─── TASK MATERIAL ───

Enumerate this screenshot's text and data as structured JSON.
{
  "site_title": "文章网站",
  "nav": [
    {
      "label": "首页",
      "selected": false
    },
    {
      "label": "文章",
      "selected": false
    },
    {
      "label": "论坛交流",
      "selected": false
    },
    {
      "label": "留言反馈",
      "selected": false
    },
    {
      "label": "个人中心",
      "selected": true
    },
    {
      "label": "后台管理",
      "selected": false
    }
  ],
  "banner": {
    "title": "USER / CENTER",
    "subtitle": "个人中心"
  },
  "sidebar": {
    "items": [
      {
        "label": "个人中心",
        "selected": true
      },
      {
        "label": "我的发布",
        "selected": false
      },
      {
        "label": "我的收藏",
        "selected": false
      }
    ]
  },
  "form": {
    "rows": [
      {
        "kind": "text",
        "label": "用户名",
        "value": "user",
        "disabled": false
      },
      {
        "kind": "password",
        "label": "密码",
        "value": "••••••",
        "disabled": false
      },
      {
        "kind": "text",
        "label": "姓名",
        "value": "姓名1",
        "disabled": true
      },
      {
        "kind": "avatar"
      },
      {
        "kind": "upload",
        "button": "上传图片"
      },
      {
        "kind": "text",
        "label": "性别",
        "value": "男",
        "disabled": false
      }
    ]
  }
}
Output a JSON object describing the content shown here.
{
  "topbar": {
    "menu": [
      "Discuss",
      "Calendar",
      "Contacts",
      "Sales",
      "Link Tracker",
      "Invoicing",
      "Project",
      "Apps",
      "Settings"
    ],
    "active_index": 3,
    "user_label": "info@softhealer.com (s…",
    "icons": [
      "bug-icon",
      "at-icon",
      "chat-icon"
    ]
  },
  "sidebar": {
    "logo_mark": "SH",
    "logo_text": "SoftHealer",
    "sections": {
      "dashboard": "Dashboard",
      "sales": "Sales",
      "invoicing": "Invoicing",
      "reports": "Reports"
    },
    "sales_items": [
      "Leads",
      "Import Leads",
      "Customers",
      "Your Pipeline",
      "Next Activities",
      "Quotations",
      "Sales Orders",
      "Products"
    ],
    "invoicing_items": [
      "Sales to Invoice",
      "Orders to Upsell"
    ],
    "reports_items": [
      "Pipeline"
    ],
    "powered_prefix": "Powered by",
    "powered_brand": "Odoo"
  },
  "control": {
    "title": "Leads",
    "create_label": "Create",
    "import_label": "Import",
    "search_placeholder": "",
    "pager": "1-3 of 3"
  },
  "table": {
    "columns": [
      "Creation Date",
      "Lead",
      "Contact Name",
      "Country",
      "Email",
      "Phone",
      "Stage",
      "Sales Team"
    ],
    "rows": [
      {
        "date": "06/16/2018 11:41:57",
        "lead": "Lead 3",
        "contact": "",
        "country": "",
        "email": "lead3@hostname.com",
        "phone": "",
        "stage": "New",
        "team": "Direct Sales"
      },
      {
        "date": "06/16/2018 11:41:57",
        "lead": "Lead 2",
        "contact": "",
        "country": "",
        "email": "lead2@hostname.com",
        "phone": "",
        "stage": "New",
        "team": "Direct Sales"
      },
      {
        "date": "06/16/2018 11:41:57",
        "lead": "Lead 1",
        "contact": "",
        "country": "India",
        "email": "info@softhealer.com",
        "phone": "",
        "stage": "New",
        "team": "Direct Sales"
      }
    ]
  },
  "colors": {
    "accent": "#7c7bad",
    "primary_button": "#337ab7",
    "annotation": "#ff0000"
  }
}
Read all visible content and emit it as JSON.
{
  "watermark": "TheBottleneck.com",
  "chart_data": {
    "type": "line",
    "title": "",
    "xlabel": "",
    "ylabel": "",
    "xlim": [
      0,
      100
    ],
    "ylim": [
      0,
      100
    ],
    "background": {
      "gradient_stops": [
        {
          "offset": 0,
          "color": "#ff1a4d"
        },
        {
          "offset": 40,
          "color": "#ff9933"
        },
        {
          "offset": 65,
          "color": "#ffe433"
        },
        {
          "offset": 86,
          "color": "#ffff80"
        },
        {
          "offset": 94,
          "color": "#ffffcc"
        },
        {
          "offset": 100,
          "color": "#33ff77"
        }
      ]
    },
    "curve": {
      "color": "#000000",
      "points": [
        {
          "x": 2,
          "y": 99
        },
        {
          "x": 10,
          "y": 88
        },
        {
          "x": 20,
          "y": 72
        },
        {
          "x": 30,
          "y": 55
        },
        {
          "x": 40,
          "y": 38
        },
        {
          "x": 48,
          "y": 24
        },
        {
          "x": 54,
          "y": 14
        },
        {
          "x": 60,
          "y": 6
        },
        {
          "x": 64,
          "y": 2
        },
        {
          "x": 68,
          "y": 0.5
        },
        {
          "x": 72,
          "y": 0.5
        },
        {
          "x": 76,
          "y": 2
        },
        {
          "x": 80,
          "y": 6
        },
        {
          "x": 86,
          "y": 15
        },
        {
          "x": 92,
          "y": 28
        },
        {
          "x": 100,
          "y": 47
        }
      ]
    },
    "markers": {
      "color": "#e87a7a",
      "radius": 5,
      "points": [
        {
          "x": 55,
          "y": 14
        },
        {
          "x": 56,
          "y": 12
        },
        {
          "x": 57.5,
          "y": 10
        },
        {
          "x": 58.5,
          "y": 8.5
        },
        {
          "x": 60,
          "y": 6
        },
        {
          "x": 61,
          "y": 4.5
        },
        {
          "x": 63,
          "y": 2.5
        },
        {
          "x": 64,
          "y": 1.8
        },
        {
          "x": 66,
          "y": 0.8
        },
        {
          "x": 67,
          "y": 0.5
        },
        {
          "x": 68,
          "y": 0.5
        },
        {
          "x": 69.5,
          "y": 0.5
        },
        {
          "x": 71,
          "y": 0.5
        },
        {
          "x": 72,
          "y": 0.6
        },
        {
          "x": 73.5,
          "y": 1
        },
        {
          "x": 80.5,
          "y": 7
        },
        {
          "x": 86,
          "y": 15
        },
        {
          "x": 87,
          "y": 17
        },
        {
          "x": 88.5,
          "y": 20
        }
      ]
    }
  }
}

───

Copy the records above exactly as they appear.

◆ TASK OUTPUT:
Enumerate this screenshot's text and data as structured JSON.
{
  "site_title": "文章网站",
  "nav": [
    {
      "label": "首页",
      "selected": false
    },
    {
      "label": "文章",
      "selected": false
    },
    {
      "label": "论坛交流",
      "selected": false
    },
    {
      "label": "留言反馈",
      "selected": false
    },
    {
      "label": "个人中心",
      "selected": true
    },
    {
      "label": "后台管理",
      "selected": false
    }
  ],
  "banner": {
    "title": "USER / CENTER",
    "subtitle": "个人中心"
  },
  "sidebar": {
    "items": [
      {
        "label": "个人中心",
        "selected": true
      },
      {
        "label": "我的发布",
        "selected": false
      },
      {
        "label": "我的收藏",
        "selected": false
      }
    ]
  },
  "form": {
    "rows": [
      {
        "kind": "text",
        "label": "用户名",
        "value": "user",
        "disabled": false
      },
      {
        "kind": "password",
        "label": "密码",
        "value": "••••••",
        "disabled": false
      },
      {
        "kind": "text",
        "label": "姓名",
        "value": "姓名1",
        "disabled": true
      },
      {
        "kind": "avatar"
      },
      {
        "kind": "upload",
        "button": "上传图片"
      },
      {
        "kind": "text",
        "label": "性别",
        "value": "男",
        "disabled": false
      }
    ]
  }
}
Output a JSON object describing the content shown here.
{
  "topbar": {
    "menu": [
      "Discuss",
      "Calendar",
      "Contacts",
      "Sales",
      "Link Tracker",
      "Invoicing",
      "Project",
      "Apps",
      "Settings"
    ],
    "active_index": 3,
    "user_label": "info@softhealer.com (s…",
    "icons": [
      "bug-icon",
      "at-icon",
      "chat-icon"
    ]
  },
  "sidebar": {
    "logo_mark": "SH",
    "logo_text": "SoftHealer",
    "sections": {
      "dashboard": "Dashboard",
      "sales": "Sales",
      "invoicing": "Invoicing",
      "reports": "Reports"
    },
    "sales_items": [
      "Leads",
      "Import Leads",
      "Customers",
      "Your Pipeline",
      "Next Activities",
      "Quotations",
      "Sales Orders",
      "Products"
    ],
    "invoicing_items": [
      "Sales to Invoice",
      "Orders to Upsell"
    ],
    "reports_items": [
      "Pipeline"
    ],
    "powered_prefix": "Powered by",
    "powered_brand": "Odoo"
  },
  "control": {
    "title": "Leads",
    "create_label": "Create",
    "import_label": "Import",
    "search_placeholder": "",
    "pager": "1-3 of 3"
  },
  "table": {
    "columns": [
      "Creation Date",
      "Lead",
      "Contact Name",
      "Country",
      "Email",
      "Phone",
      "Stage",
      "Sales Team"
    ],
    "rows": [
      {
        "date": "06/16/2018 11:41:57",
        "lead": "Lead 3",
        "contact": "",
        "country": "",
        "email": "lead3@hostname.com",
        "phone": "",
        "stage": "New",
        "team": "Direct Sales"
      },
      {
        "date": "06/16/2018 11:41:57",
        "lead": "Lead 2",
        "contact": "",
        "country": "",
        "email": "lead2@hostname.com",
        "phone": "",
        "stage": "New",
        "team": "Direct Sales"
      },
      {
        "date": "06/16/2018 11:41:57",
        "lead": "Lead 1",
        "contact": "",
        "country": "India",
        "email": "info@softhealer.com",
        "phone": "",
        "stage": "New",
        "team": "Direct Sales"
      }
    ]
  },
  "colors": {
    "accent": "#7c7bad",
    "primary_button": "#337ab7",
    "annotation": "#ff0000"
  }
}
Read all visible content and emit it as JSON.
{
  "watermark": "TheBottleneck.com",
  "chart_data": {
    "type": "line",
    "title": "",
    "xlabel": "",
    "ylabel": "",
    "xlim": [
      0,
      100
    ],
    "ylim": [
      0,
      100
    ],
    "background": {
      "gradient_stops": [
        {
          "offset": 0,
          "color": "#ff1a4d"
        },
        {
          "offset": 40,
          "color": "#ff9933"
        },
        {
          "offset": 65,
          "color": "#ffe433"
        },
        {
          "offset": 86,
          "color": "#ffff80"
        },
        {
          "offset": 94,
          "color": "#ffffcc"
        },
        {
          "offset": 100,
          "color": "#33ff77"
        }
      ]
    },
    "curve": {
      "color": "#000000",
      "points": [
        {
          "x": 2,
          "y": 99
        },
        {
          "x": 10,
          "y": 88
        },
        {
          "x": 20,
          "y": 72
        },
        {
          "x": 30,
          "y": 55
        },
        {
          "x": 40,
          "y": 38
        },
        {
          "x": 48,
          "y": 24
        },
        {
          "x": 54,
          "y": 14
        },
        {
          "x": 60,
          "y": 6
        },
        {
          "x": 64,
          "y": 2
        },
        {
          "x": 68,
          "y": 0.5
        },
        {
          "x": 72,
          "y": 0.5
        },
        {
          "x": 76,
          "y": 2
        },
        {
          "x": 80,
          "y": 6
        },
        {
          "x": 86,
          "y": 15
        },
        {
          "x": 92,
          "y": 28
        },
        {
          "x": 100,
          "y": 47
        }
      ]
    },
    "markers": {
      "color": "#e87a7a",
      "radius": 5,
      "points": [
        {
          "x": 55,
          "y": 14
        },
        {
          "x": 56,
          "y": 12
        },
        {
          "x": 57.5,
          "y": 10
        },
        {
          "x": 58.5,
          "y": 8.5
        },
        {
          "x": 60,
          "y": 6
        },
        {
          "x": 61,
          "y": 4.5
        },
        {
          "x": 63,
          "y": 2.5
        },
        {
          "x": 64,
          "y": 1.8
        },
        {
          "x": 66,
          "y": 0.8
        },
        {
          "x": 67,
          "y": 0.5
        },
        {
          "x": 68,
          "y": 0.5
        },
        {
          "x": 69.5,
          "y": 0.5
        },
        {
          "x": 71,
          "y": 0.5
        },
        {
          "x": 72,
          "y": 0.6
        },
        {
          "x": 73.5,
          "y": 1
        },
        {
          "x": 80.5,
          "y": 7
        },
        {
          "x": 86,
          "y": 15
        },
        {
          "x": 87,
          "y": 17
        },
        {
          "x": 88.5,
          "y": 20
        }
      ]
    }
  }
}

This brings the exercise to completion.